“The law also recognises that many complaints will not require a lengthy investigation and a range of options, such as organisational or individual learning, as well providing an explanation or apology, are available to resolve these.

“We continue to work with professional standards departments to help improve initial complaint handling, which will benefit both the police and the public.

“Complainants have a right of review into the handling of their complaint, which in the most serious cases would come to us.

“This ensures there is oversight of the system, and allows us to identify and address trends and themes in complaints handling where necessary.”

The figures show 26 ‘recordable conduct matter’ allegations were made against South Yorkshire Police officers, with ten referred to misconduct proceedings.

These are allegations indicating an officer may have committed a criminal offence or behaved in a way that would justify disciplinary proceedings.

Detective Superintendent Delphine Waring, head of the force’s professional standards department, told the Chronicle: “As always the integrity of any police force is based on the honesty of those within it and their actions while serving their communities.

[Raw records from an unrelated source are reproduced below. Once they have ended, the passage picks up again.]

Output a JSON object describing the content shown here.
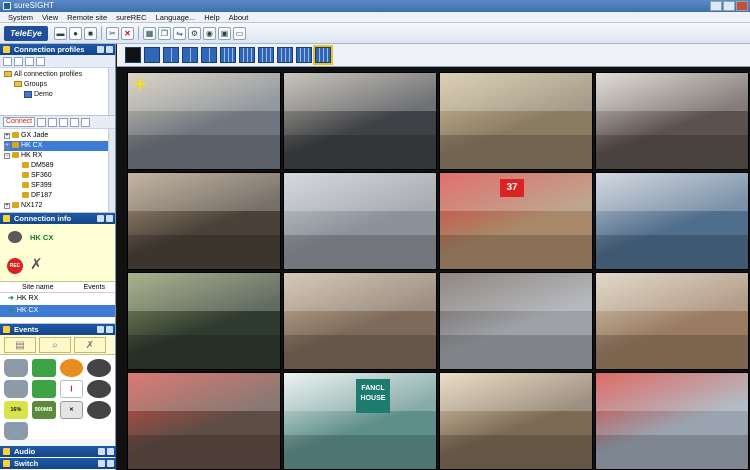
{
  "window": {
    "title": "sureSIGHT"
  },
  "menu": [
    "System",
    "View",
    "Remote site",
    "sureREC",
    "Language...",
    "Help",
    "About"
  ],
  "toolbar": {
    "logo": "TeleEye"
  },
  "panels": {
    "connection_profiles": "Connection profiles",
    "connect_label": "Connect",
    "connection_info": "Connection info",
    "events": "Events",
    "audio": "Audio",
    "switch": "Switch"
  },
  "profile_tree": [
    {
      "label": "All connection profiles",
      "level": 0,
      "icon": "folder"
    },
    {
      "label": "Groups",
      "level": 1,
      "icon": "folder"
    },
    {
      "label": "Demo",
      "level": 2,
      "icon": "grid"
    }
  ],
  "site_tree": [
    {
      "label": "GX Jade",
      "level": 0
    },
    {
      "label": "HK CX",
      "level": 0,
      "selected": true
    },
    {
      "label": "HK RX",
      "level": 0
    },
    {
      "label": "DM589",
      "level": 1
    },
    {
      "label": "SF360",
      "level": 1
    },
    {
      "label": "SF399",
      "level": 1
    },
    {
      "label": "DF187",
      "level": 1
    },
    {
      "label": "NX172",
      "level": 0
    }
  ],
  "connection_info": {
    "current_site": "HK CX",
    "rec_label": "REC",
    "col_site": "Site name",
    "col_events": "Events",
    "rows": [
      {
        "name": "HK RX",
        "selected": false
      },
      {
        "name": "HK CX",
        "selected": true
      }
    ]
  },
  "event_icons": [
    {
      "name": "database-icon",
      "label": ""
    },
    {
      "name": "disk-green-icon",
      "label": ""
    },
    {
      "name": "motion-alarm-icon",
      "label": ""
    },
    {
      "name": "camera-icon",
      "label": ""
    },
    {
      "name": "database-icon-2",
      "label": ""
    },
    {
      "name": "disk-green-icon-2",
      "label": ""
    },
    {
      "name": "thermometer-icon",
      "label": ""
    },
    {
      "name": "camera-dome-icon",
      "label": ""
    },
    {
      "name": "percent-disk-icon",
      "label": "16%"
    },
    {
      "name": "memory-icon",
      "label": "900MB"
    },
    {
      "name": "file-error-icon",
      "label": ""
    },
    {
      "name": "alert-icon",
      "label": ""
    },
    {
      "name": "database-icon-3",
      "label": ""
    }
  ],
  "video_tiles": [
    {
      "name": "camera-feed-1",
      "scene": "street facade",
      "base": "#6f7680",
      "accent": "#d0c7b4"
    },
    {
      "name": "camera-feed-2",
      "scene": "office",
      "base": "#3f4146",
      "accent": "#b7b2a6"
    },
    {
      "name": "camera-feed-3",
      "scene": "warehouse",
      "base": "#8a7b63",
      "accent": "#d1c29d"
    },
    {
      "name": "camera-feed-4",
      "scene": "train station",
      "base": "#5b514e",
      "accent": "#d8d3cd"
    },
    {
      "name": "camera-feed-5",
      "scene": "escalator mall",
      "base": "#4a4138",
      "accent": "#b19d83"
    },
    {
      "name": "camera-feed-6",
      "scene": "street sign",
      "base": "#8d9199",
      "accent": "#c8ccd2"
    },
    {
      "name": "camera-feed-7",
      "scene": "clothing store",
      "base": "#a88969",
      "accent": "#d73f3b"
    },
    {
      "name": "camera-feed-8",
      "scene": "food court",
      "base": "#4f6d8c",
      "accent": "#c7ccd6"
    },
    {
      "name": "camera-feed-9",
      "scene": "mall atrium",
      "base": "#2f3b2f",
      "accent": "#8e9966"
    },
    {
      "name": "camera-feed-10",
      "scene": "railway",
      "base": "#7d6a5a",
      "accent": "#c9b89d"
    },
    {
      "name": "camera-feed-11",
      "scene": "residential",
      "base": "#9ea2a8",
      "accent": "#6a5f57"
    },
    {
      "name": "camera-feed-12",
      "scene": "shopping arcade",
      "base": "#9a7c62",
      "accent": "#d9cdb8"
    },
    {
      "name": "camera-feed-13",
      "scene": "restaurant",
      "base": "#5e4d45",
      "accent": "#d04c45"
    },
    {
      "name": "camera-feed-14",
      "scene": "fancl house shop",
      "base": "#5f8f8a",
      "accent": "#e8f0ef"
    },
    {
      "name": "camera-feed-15",
      "scene": "mall hall",
      "base": "#7c6a55",
      "accent": "#e3d4b6"
    },
    {
      "name": "camera-feed-16",
      "scene": "gas station",
      "base": "#9aa4b1",
      "accent": "#d23a32"
    }
  ],
  "tile_text": {
    "shop_sign": "FANCL HOUSE",
    "store_sign": "37"
  }
}
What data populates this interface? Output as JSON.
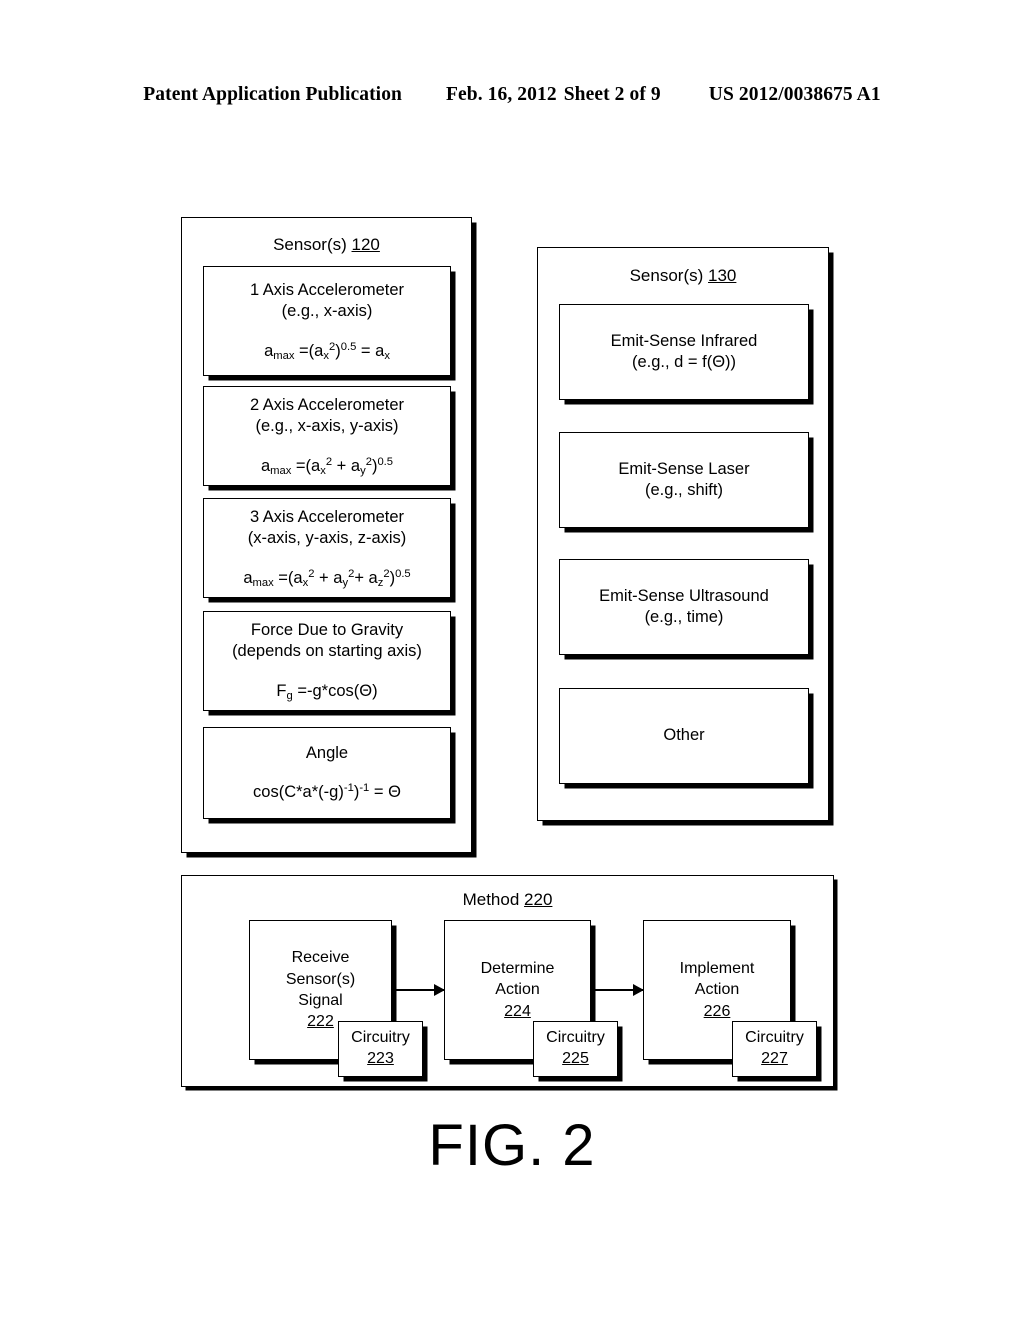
{
  "header": {
    "publication": "Patent Application Publication",
    "date": "Feb. 16, 2012",
    "sheet": "Sheet 2 of 9",
    "patent_number": "US 2012/0038675 A1"
  },
  "figure": {
    "caption": "FIG. 2"
  },
  "sensors_120": {
    "title_text": "Sensor(s) ",
    "title_ref": "120",
    "cards": [
      {
        "title": "1 Axis Accelerometer",
        "subtitle": "(e.g., x-axis)",
        "formula": "a_max =(a_x^2)^0.5 = a_x"
      },
      {
        "title": "2 Axis Accelerometer",
        "subtitle": "(e.g., x-axis, y-axis)",
        "formula": "a_max =(a_x^2 + a_y^2)^0.5"
      },
      {
        "title": "3 Axis Accelerometer",
        "subtitle": "(x-axis, y-axis, z-axis)",
        "formula": "a_max =(a_x^2 + a_y^2+ a_z^2)^0.5"
      },
      {
        "title": "Force Due to Gravity",
        "subtitle": "(depends on starting axis)",
        "formula": "F_g =-g*cos(Θ)"
      },
      {
        "title": "Angle",
        "subtitle": "",
        "formula": "cos(C*a*(-g)^-1)^-1 = Θ"
      }
    ]
  },
  "sensors_130": {
    "title_text": "Sensor(s) ",
    "title_ref": "130",
    "cards": [
      {
        "title": "Emit-Sense Infrared",
        "subtitle": "(e.g., d = f(Θ))"
      },
      {
        "title": "Emit-Sense Laser",
        "subtitle": "(e.g., shift)"
      },
      {
        "title": "Emit-Sense Ultrasound",
        "subtitle": "(e.g., time)"
      },
      {
        "title": "Other",
        "subtitle": ""
      }
    ]
  },
  "method_220": {
    "title_text": "Method ",
    "title_ref": "220",
    "steps": [
      {
        "line1": "Receive",
        "line2": "Sensor(s)",
        "line3": "Signal",
        "ref": "222",
        "circuitry_label": "Circuitry",
        "circuitry_ref": "223"
      },
      {
        "line1": "Determine",
        "line2": "Action",
        "line3": "",
        "ref": "224",
        "circuitry_label": "Circuitry",
        "circuitry_ref": "225"
      },
      {
        "line1": "Implement",
        "line2": "Action",
        "line3": "",
        "ref": "226",
        "circuitry_label": "Circuitry",
        "circuitry_ref": "227"
      }
    ]
  }
}
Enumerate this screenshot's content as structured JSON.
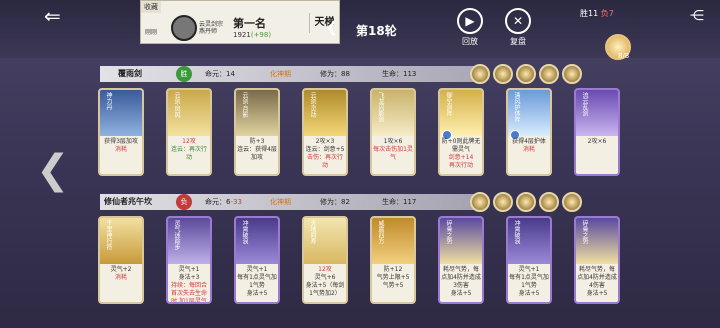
{
  "topbar": {
    "rank_header": "收藏",
    "rank_subtext": "刚刚",
    "player_name_line1": "云灵剑宗",
    "player_name_line2": "燕丹师",
    "rank_title": "第一名",
    "rank_score": "1921",
    "rank_delta": "(+98)",
    "ladder_button": "天梯",
    "round_label": "第18轮",
    "replay_label": "回放",
    "review_label": "复盘",
    "win_label": "胜11",
    "loss_label": "负7",
    "badge_label": "8/8"
  },
  "players": [
    {
      "name": "覆雨剑",
      "result_badge": "胜",
      "life_label": "命元：14",
      "realm": "化神期",
      "cultivation": "修为：88",
      "hp": "生命：113",
      "cards": [
        {
          "name": "神力丹",
          "desc_lines": [
            "获得3层加攻",
            "消耗"
          ]
        },
        {
          "name": "云剑·凤风",
          "desc_lines": [
            "12攻",
            "连云：再次行动"
          ]
        },
        {
          "name": "云剑·月影",
          "desc_lines": [
            "防+3",
            "连云：获得4层加攻"
          ]
        },
        {
          "name": "云剑·灵动",
          "desc_lines": [
            "2攻×3",
            "连云：剑意+5",
            "击伤：再次行动"
          ]
        },
        {
          "name": "飞龙闪影剑",
          "desc_lines": [
            "1攻×6",
            "每次击伤加1灵气"
          ]
        },
        {
          "name": "御空剑阵",
          "desc_lines": [
            "防+0则此牌无需灵气",
            "剑意+14",
            "再次行动"
          ]
        },
        {
          "name": "清风护体阵",
          "desc_lines": [
            "获得4层护体",
            "消耗"
          ]
        },
        {
          "name": "流云乱剑",
          "desc_lines": [
            "2攻×6"
          ]
        }
      ]
    },
    {
      "name": "修仙者兆午坎",
      "result_badge": "负",
      "life_label": "命元：6",
      "life_delta": "-33",
      "realm": "化神期",
      "cultivation": "修为：82",
      "hp": "生命：117",
      "cards": [
        {
          "name": "千里神行符",
          "desc_lines": [
            "灵气+2",
            "消耗"
          ]
        },
        {
          "name": "灵气迷踪步",
          "desc_lines": [
            "灵气+1",
            "身法+3",
            "持续：每回合首次失去生命时,加1层灵气和身法"
          ]
        },
        {
          "name": "冲霄破浪",
          "desc_lines": [
            "灵气+1",
            "每有1点灵气加1气势",
            "身法+5"
          ]
        },
        {
          "name": "天地同寿",
          "desc_lines": [
            "12攻",
            "灵气+6",
            "身法+5（每剑1气势加2）"
          ]
        },
        {
          "name": "威震四方",
          "desc_lines": [
            "防+12",
            "气势上限+5",
            "气势+5"
          ]
        },
        {
          "name": "碎骨之势",
          "desc_lines": [
            "耗尽气势，每点加4防并造成3伤害",
            "身法+5"
          ]
        },
        {
          "name": "冲霄破浪",
          "desc_lines": [
            "灵气+1",
            "每有1点灵气加1气势",
            "身法+5"
          ]
        },
        {
          "name": "碎骨之势",
          "desc_lines": [
            "耗尽气势，每点加4防并造成4伤害",
            "身法+5"
          ]
        }
      ]
    }
  ],
  "colors": {
    "win": "#3a9a3a",
    "loss": "#c23a3a",
    "realm": "#c47a1a"
  }
}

“As a force we remain committed to upholding high professional standards and any reports which allege breaches of those standards will be robustly looked into.”